DESCRIPTION OF THE TASK.
Count the lines in the listing below that contain the word "title" and report that number alone.

[[ RECORDS SHOWN, beginning ]]

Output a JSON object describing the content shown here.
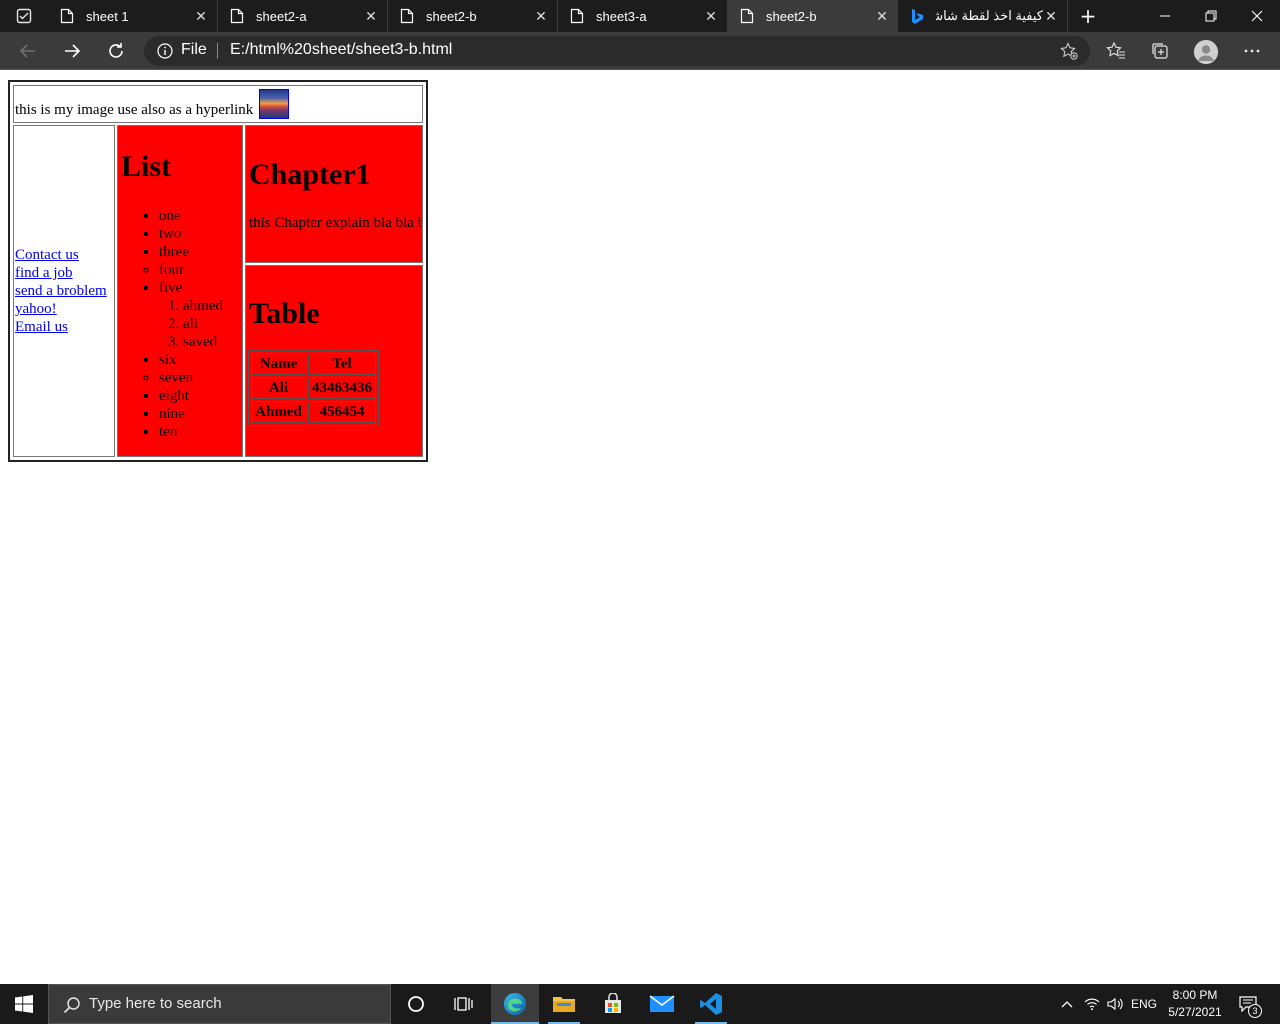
{
  "browser": {
    "tabs": [
      {
        "title": "sheet 1",
        "icon": "page-icon"
      },
      {
        "title": "sheet2-a",
        "icon": "page-icon"
      },
      {
        "title": "sheet2-b",
        "icon": "page-icon"
      },
      {
        "title": "sheet3-a",
        "icon": "page-icon"
      },
      {
        "title": "sheet2-b",
        "icon": "page-icon",
        "active": true
      },
      {
        "title": "كيفية اخذ لقطة شاشة",
        "icon": "bing-icon"
      }
    ],
    "address": {
      "scheme_label": "File",
      "url": "E:/html%20sheet/sheet3-b.html"
    }
  },
  "page": {
    "top_text": "this is my image use also as a hyperlink",
    "nav_links": [
      "Contact us",
      "find a job",
      "send a broblem",
      "yahoo!",
      "Email us"
    ],
    "list_heading": "List",
    "list_items_a": [
      "one",
      "two",
      "three"
    ],
    "list_item_four": "four",
    "list_item_five": "five",
    "sublist": [
      "ahmed",
      "ali",
      "saved"
    ],
    "list_item_six": "six",
    "list_item_seven": "seven",
    "list_items_b": [
      "eight",
      "nine",
      "ten"
    ],
    "chapter_heading": "Chapter1",
    "chapter_text": "this Chapter explain bla bla bla",
    "table_heading": "Table",
    "table": {
      "headers": [
        "Name",
        "Tel"
      ],
      "rows": [
        [
          "Ali",
          "43463436"
        ],
        [
          "Ahmed",
          "456454"
        ]
      ]
    }
  },
  "taskbar": {
    "search_placeholder": "Type here to search",
    "language": "ENG",
    "time": "8:00 PM",
    "date": "5/27/2021",
    "notification_count": "3"
  },
  "colors": {
    "cell_red": "#ff0000",
    "link_blue": "#0000ee",
    "chrome_dark": "#1c1c1c",
    "chrome_mid": "#3b3b3b",
    "taskbar": "#1a1a1a",
    "accent": "#76b9ed"
  }
}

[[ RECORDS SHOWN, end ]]

EXPECTED OUTPUT.
6